I have finally realised that I was looking at it through a completely wrong perspective. I was trying to impress others. Ideally, whatever we do, we must always strive to do it for ourselves. If there is an external benefit we are seeking, it will never make us happy. But if we are satisfied, no one else matters. It was not for others that I took on the project. But for myself.

It was not exactly what I had imagined it to be. There are perhaps a million flaws in it, some of which I am aware, others, which I am yet to be told about.

Perhaps sometime in the future I will look back and say, that’s crap! But right now, I would say its done. I know its not yet got the final nod, but no matter what will be said about it, I’m not changing it. It may not be complete, or perfect for someone else, but to me, its just right!

Holy water!


Imagine that it is the festival of holi. You’re walking down the road and someone throws coloured water at you. How would you react? Right now, I can think of two broad possibilities. One, you take it in good humour and continue playing in the spirit of holi. The other option is that you get frustrated and angry and try to take revenge on the person who threw water.

Well, you could argue that there is a possibility that the stranger was actually not a good person and that there was some really bad intention involved. But for now, let’s just assume it was in good humour.

The point I’m trying to make is, our life and our happiness depends on our perception. If we choose to look at life quite literally and seriously, and choose to look at only the sad aspects of our life, then our life will only seem sadder.

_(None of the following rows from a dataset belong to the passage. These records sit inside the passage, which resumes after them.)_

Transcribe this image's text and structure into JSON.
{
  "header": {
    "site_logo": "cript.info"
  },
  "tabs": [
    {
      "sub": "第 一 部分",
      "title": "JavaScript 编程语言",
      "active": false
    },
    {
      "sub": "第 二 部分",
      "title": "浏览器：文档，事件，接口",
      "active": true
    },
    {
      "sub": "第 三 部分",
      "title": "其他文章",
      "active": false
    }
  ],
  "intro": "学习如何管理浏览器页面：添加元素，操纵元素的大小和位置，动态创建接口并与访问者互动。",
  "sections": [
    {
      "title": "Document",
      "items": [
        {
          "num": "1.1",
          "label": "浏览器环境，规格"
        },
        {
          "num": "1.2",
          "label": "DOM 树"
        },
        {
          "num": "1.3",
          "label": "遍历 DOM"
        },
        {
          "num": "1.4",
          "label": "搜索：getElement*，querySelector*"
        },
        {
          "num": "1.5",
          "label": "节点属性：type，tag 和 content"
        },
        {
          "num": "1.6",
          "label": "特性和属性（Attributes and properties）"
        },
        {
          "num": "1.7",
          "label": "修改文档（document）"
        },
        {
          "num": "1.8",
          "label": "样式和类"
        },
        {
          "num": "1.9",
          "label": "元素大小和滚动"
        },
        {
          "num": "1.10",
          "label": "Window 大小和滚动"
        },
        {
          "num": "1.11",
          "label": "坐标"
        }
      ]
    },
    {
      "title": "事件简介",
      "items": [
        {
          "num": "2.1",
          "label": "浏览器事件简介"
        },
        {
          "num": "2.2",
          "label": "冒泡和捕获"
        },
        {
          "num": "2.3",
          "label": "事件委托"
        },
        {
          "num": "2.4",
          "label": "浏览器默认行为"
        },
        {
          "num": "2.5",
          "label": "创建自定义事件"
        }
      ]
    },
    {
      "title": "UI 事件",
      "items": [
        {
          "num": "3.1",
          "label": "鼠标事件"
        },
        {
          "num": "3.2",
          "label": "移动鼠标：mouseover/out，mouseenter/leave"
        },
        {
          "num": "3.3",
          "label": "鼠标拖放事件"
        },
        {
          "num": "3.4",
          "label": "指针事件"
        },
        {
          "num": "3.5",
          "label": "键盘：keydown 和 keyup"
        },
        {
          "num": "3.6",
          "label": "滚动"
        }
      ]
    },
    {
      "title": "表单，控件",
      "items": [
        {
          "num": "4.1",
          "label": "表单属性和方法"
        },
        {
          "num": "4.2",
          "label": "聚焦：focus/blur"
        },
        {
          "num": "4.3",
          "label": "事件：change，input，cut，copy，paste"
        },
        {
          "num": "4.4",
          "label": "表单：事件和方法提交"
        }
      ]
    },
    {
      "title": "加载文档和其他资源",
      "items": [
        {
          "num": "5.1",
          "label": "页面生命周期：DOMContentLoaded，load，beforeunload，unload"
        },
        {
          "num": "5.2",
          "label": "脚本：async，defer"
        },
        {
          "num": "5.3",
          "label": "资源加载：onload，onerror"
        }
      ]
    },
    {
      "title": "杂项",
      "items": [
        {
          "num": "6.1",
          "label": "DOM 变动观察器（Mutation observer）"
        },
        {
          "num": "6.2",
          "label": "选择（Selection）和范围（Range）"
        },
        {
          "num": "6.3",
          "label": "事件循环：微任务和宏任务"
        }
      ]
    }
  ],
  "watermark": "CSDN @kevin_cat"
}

Right now you’re probably wondering where all of this came from! Well, this morning when I was brushing my teeth, an overhead pipe cracked and sprayed water all over my head! Fortunately it was clean water 😛 Is it time for Holi already?